::: EXERCISE MATERIALS

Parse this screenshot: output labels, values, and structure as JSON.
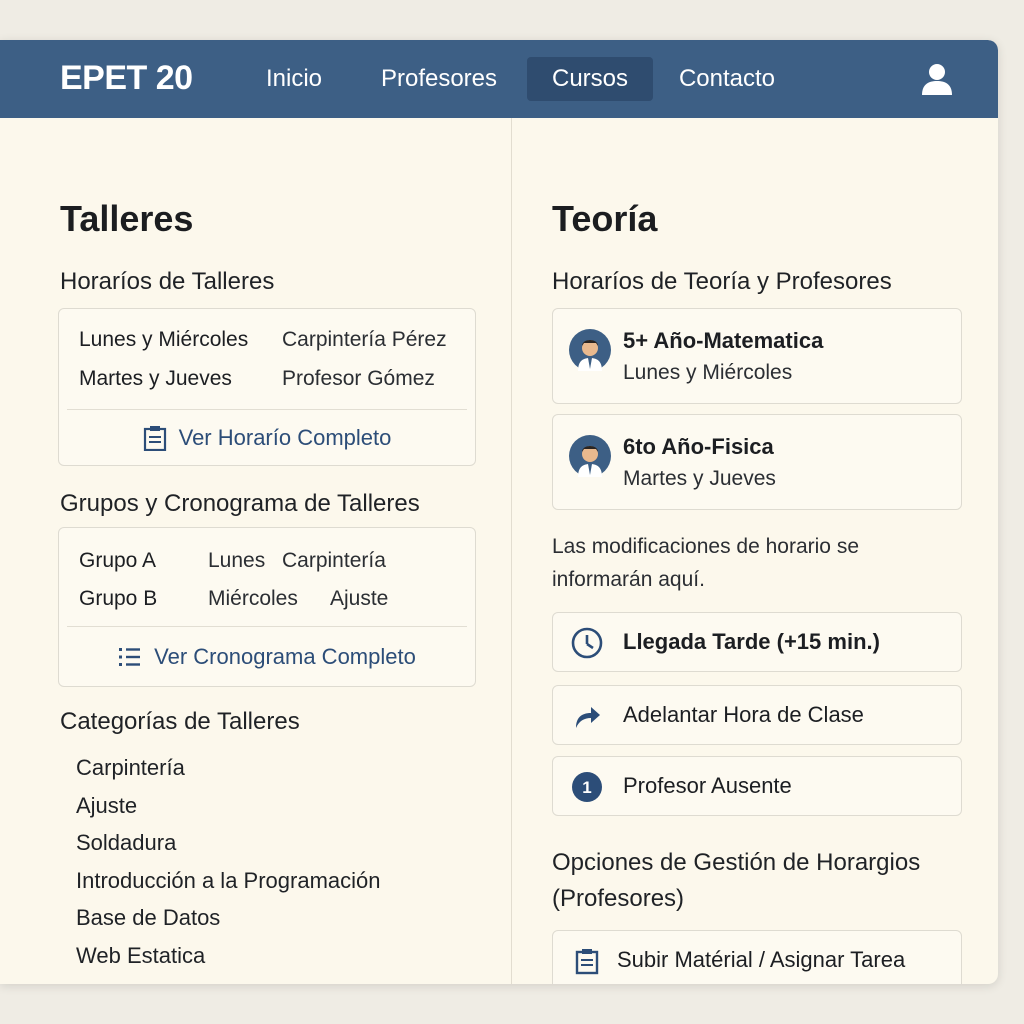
{
  "nav": {
    "brand": "EPET 20",
    "items": [
      "Inicio",
      "Profesores",
      "Cursos",
      "Contacto"
    ],
    "active": "Cursos"
  },
  "talleres": {
    "title": "Talleres",
    "horarios": {
      "title": "Horaríos de Talleres",
      "rows": [
        {
          "day": "Lunes y Miércoles",
          "detail": "Carpintería Pérez"
        },
        {
          "day": "Martes y Jueves",
          "detail": "Profesor Gómez"
        }
      ],
      "link": "Ver Horarío Completo"
    },
    "grupos": {
      "title": "Grupos y Cronograma de Talleres",
      "rows": [
        {
          "group": "Grupo A",
          "day": "Lunes",
          "detail": "Carpintería"
        },
        {
          "group": "Grupo B",
          "day": "Miércoles",
          "detail": "Ajuste"
        }
      ],
      "link": "Ver Cronograma Completo"
    },
    "categorias": {
      "title": "Categorías de Talleres",
      "items": [
        "Carpintería",
        "Ajuste",
        "Soldadura",
        "Introducción a la Programación",
        "Base de Datos",
        "Web Estatica"
      ]
    }
  },
  "teoria": {
    "title": "Teoría",
    "subtitle": "Horaríos de Teoría y Profesores",
    "professors": [
      {
        "title": "5+ Año-Matematica",
        "schedule": "Lunes y Miércoles"
      },
      {
        "title": "6to Año-Fisica",
        "schedule": "Martes y Jueves"
      }
    ],
    "notice": "Las modificaciones de horario se informarán aquí.",
    "actions": [
      {
        "label": "Llegada Tarde (+15 min.)",
        "icon": "clock-icon"
      },
      {
        "label": "Adelantar Hora de Clase",
        "icon": "forward-arrow-icon"
      },
      {
        "label": "Profesor Ausente",
        "icon": "number-one-icon"
      }
    ],
    "gestion": {
      "title": "Opciones de Gestión de Horargios (Profesores)",
      "button": "Subir Matérial / Asignar Tarea"
    }
  },
  "colors": {
    "navbar": "#3d5f85",
    "navbar_active": "#2f4c6f",
    "accent_link": "#2c4d78",
    "background": "#fcf8ec"
  }
}
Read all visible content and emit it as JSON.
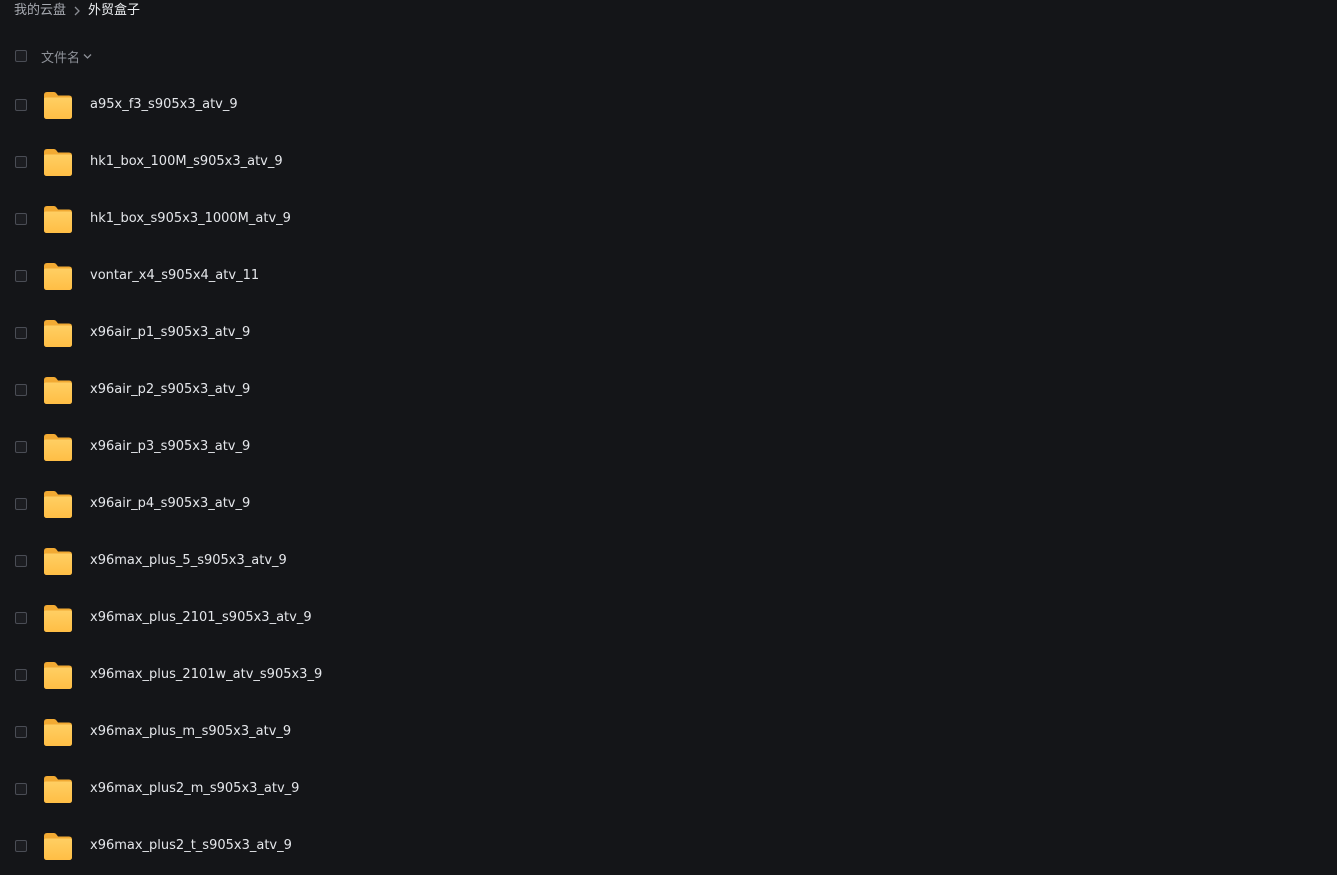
{
  "breadcrumb": {
    "root": "我的云盘",
    "separator_icon": "chevron-right-icon",
    "current": "外贸盒子"
  },
  "list_header": {
    "sort_label": "文件名",
    "sort_icon": "chevron-down-icon"
  },
  "colors": {
    "background": "#141518",
    "folder": "#ffc44d",
    "text": "#e4e6ea"
  },
  "files": [
    {
      "name": "a95x_f3_s905x3_atv_9",
      "icon": "folder-icon"
    },
    {
      "name": "hk1_box_100M_s905x3_atv_9",
      "icon": "folder-icon"
    },
    {
      "name": "hk1_box_s905x3_1000M_atv_9",
      "icon": "folder-icon"
    },
    {
      "name": "vontar_x4_s905x4_atv_11",
      "icon": "folder-icon"
    },
    {
      "name": "x96air_p1_s905x3_atv_9",
      "icon": "folder-icon"
    },
    {
      "name": "x96air_p2_s905x3_atv_9",
      "icon": "folder-icon"
    },
    {
      "name": "x96air_p3_s905x3_atv_9",
      "icon": "folder-icon"
    },
    {
      "name": "x96air_p4_s905x3_atv_9",
      "icon": "folder-icon"
    },
    {
      "name": "x96max_plus_5_s905x3_atv_9",
      "icon": "folder-icon"
    },
    {
      "name": "x96max_plus_2101_s905x3_atv_9",
      "icon": "folder-icon"
    },
    {
      "name": "x96max_plus_2101w_atv_s905x3_9",
      "icon": "folder-icon"
    },
    {
      "name": "x96max_plus_m_s905x3_atv_9",
      "icon": "folder-icon"
    },
    {
      "name": "x96max_plus2_m_s905x3_atv_9",
      "icon": "folder-icon"
    },
    {
      "name": "x96max_plus2_t_s905x3_atv_9",
      "icon": "folder-icon"
    }
  ]
}
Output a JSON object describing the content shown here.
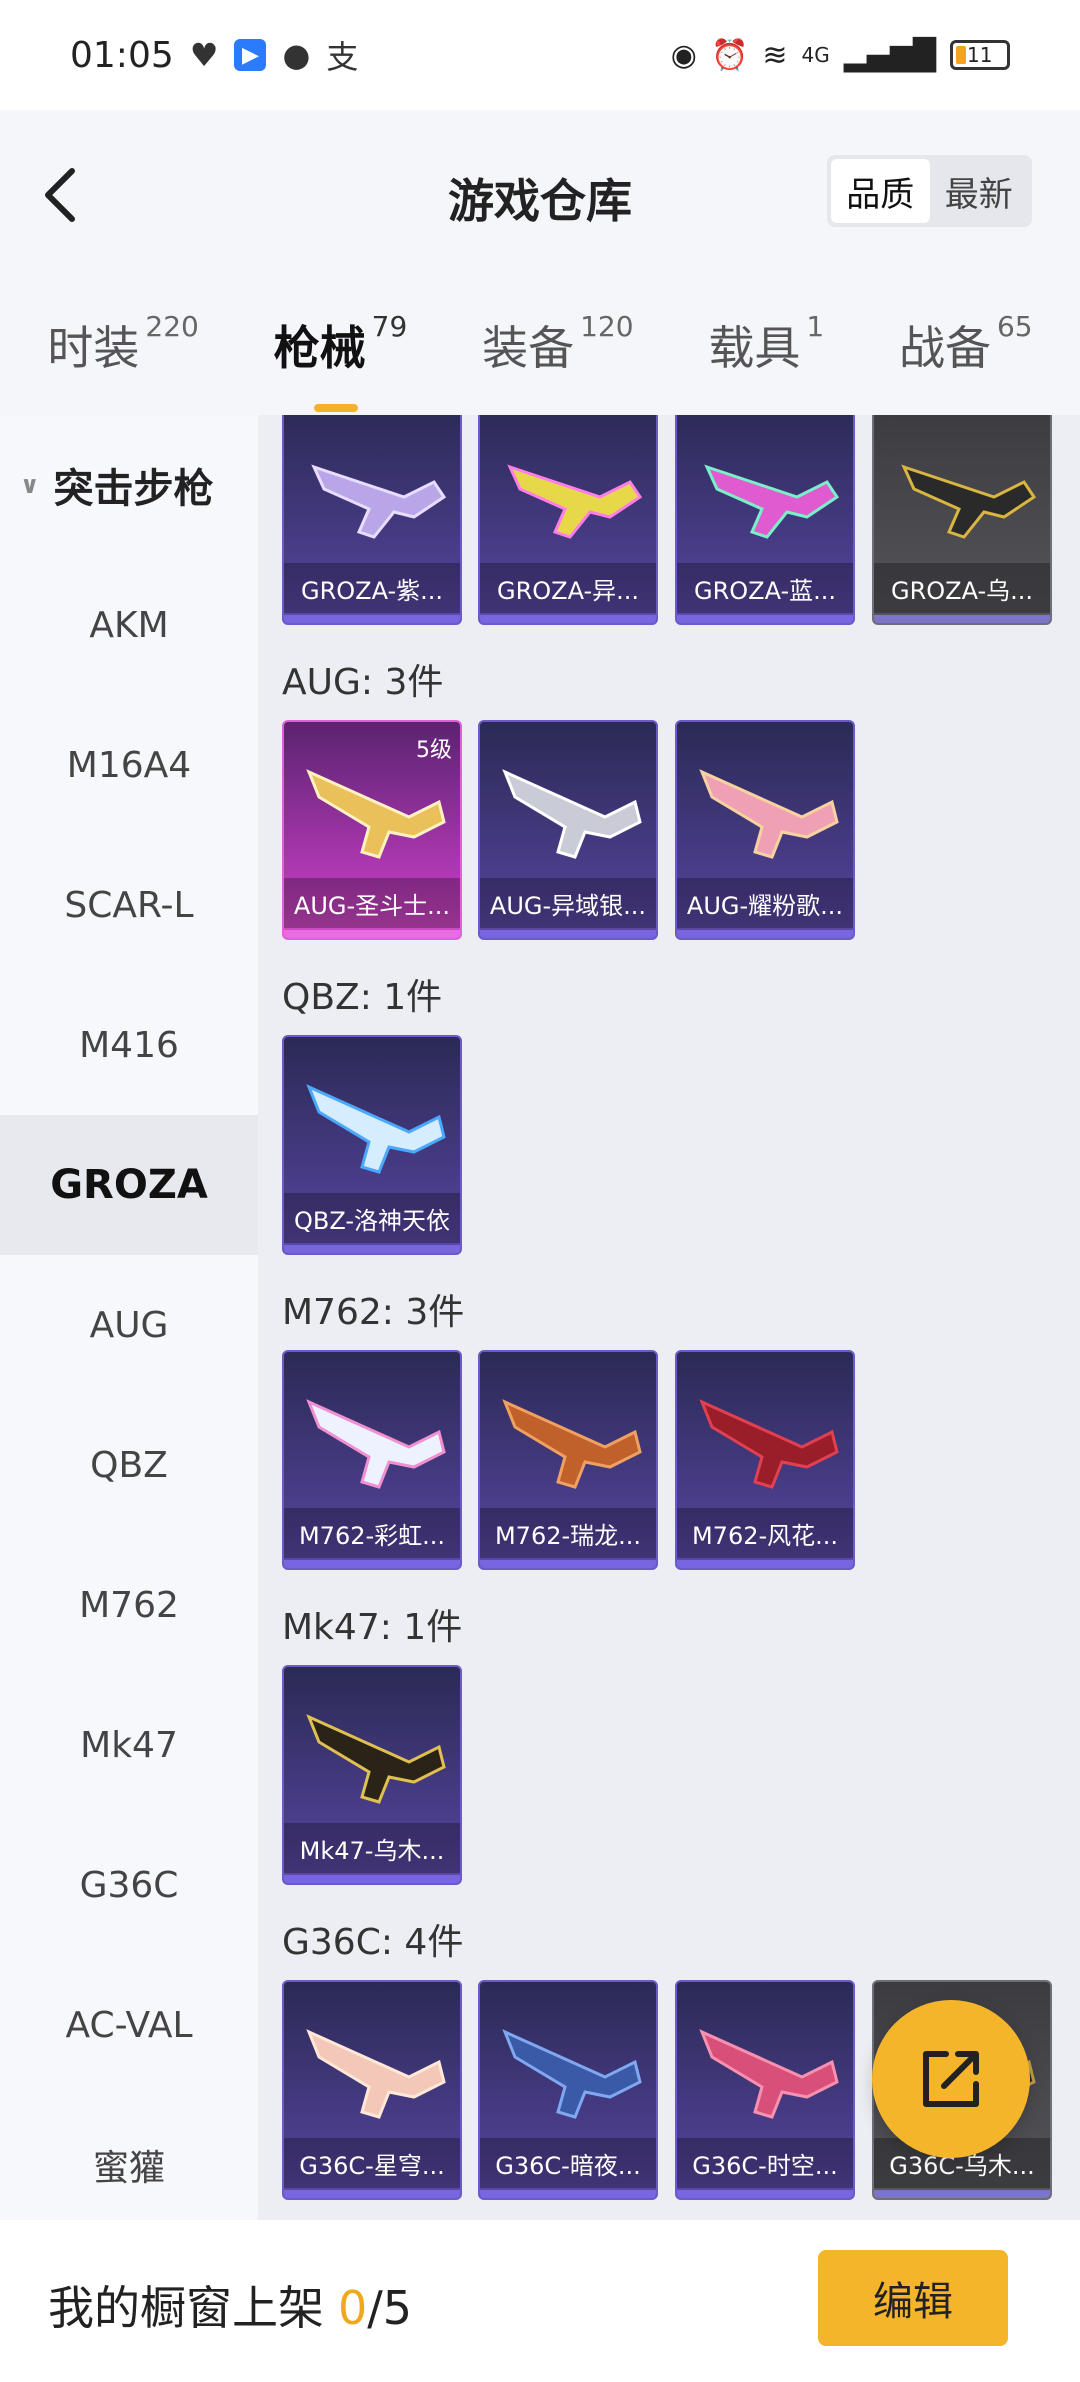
{
  "status": {
    "time": "01:05",
    "network": "4G",
    "battery": "11"
  },
  "header": {
    "title": "游戏仓库",
    "sort_options": [
      "品质",
      "最新"
    ],
    "sort_active": "品质"
  },
  "tabs": [
    {
      "label": "时装",
      "count": "220"
    },
    {
      "label": "枪械",
      "count": "79"
    },
    {
      "label": "装备",
      "count": "120"
    },
    {
      "label": "载具",
      "count": "1"
    },
    {
      "label": "战备",
      "count": "65"
    }
  ],
  "sidebar": {
    "category": "突击步枪",
    "items": [
      "AKM",
      "M16A4",
      "SCAR-L",
      "M416",
      "GROZA",
      "AUG",
      "QBZ",
      "M762",
      "Mk47",
      "G36C",
      "AC-VAL",
      "蜜獾"
    ],
    "active": "GROZA"
  },
  "groups": [
    {
      "title": "",
      "items": [
        {
          "label": "GROZA-紫...",
          "style": "purple"
        },
        {
          "label": "GROZA-异...",
          "style": "purple"
        },
        {
          "label": "GROZA-蓝...",
          "style": "purple"
        },
        {
          "label": "GROZA-乌...",
          "style": "grey"
        }
      ]
    },
    {
      "title": "AUG: 3件",
      "items": [
        {
          "label": "AUG-圣斗士...",
          "style": "legend",
          "level": "5级"
        },
        {
          "label": "AUG-异域银...",
          "style": "purple"
        },
        {
          "label": "AUG-耀粉歌...",
          "style": "purple"
        }
      ]
    },
    {
      "title": "QBZ: 1件",
      "items": [
        {
          "label": "QBZ-洛神天依",
          "style": "purple"
        }
      ]
    },
    {
      "title": "M762: 3件",
      "items": [
        {
          "label": "M762-彩虹...",
          "style": "purple"
        },
        {
          "label": "M762-瑞龙...",
          "style": "purple"
        },
        {
          "label": "M762-风花...",
          "style": "purple"
        }
      ]
    },
    {
      "title": "Mk47: 1件",
      "items": [
        {
          "label": "Mk47-乌木...",
          "style": "purple"
        }
      ]
    },
    {
      "title": "G36C: 4件",
      "items": [
        {
          "label": "G36C-星穹...",
          "style": "purple"
        },
        {
          "label": "G36C-暗夜...",
          "style": "purple"
        },
        {
          "label": "G36C-时空...",
          "style": "purple"
        },
        {
          "label": "G36C-乌木...",
          "style": "grey"
        }
      ]
    }
  ],
  "bottom": {
    "showcase_label": "我的橱窗上架",
    "showcase_count": "0",
    "showcase_sep": "/",
    "showcase_total": "5",
    "edit_label": "编辑"
  },
  "colors": {
    "accent": "#f5b52a",
    "card_purple": "#4a3d8a",
    "card_legend": "#b63ab8",
    "card_grey": "#55555b"
  },
  "icons": {
    "back": "chevron-left-icon",
    "fab": "share-external-icon",
    "tab_chevron": "chevron-down-icon"
  }
}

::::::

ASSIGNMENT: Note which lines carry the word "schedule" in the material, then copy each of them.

RESULT:
        "schedule": "Lunes y Miércoles"
        "schedule": "Martes y Jueves"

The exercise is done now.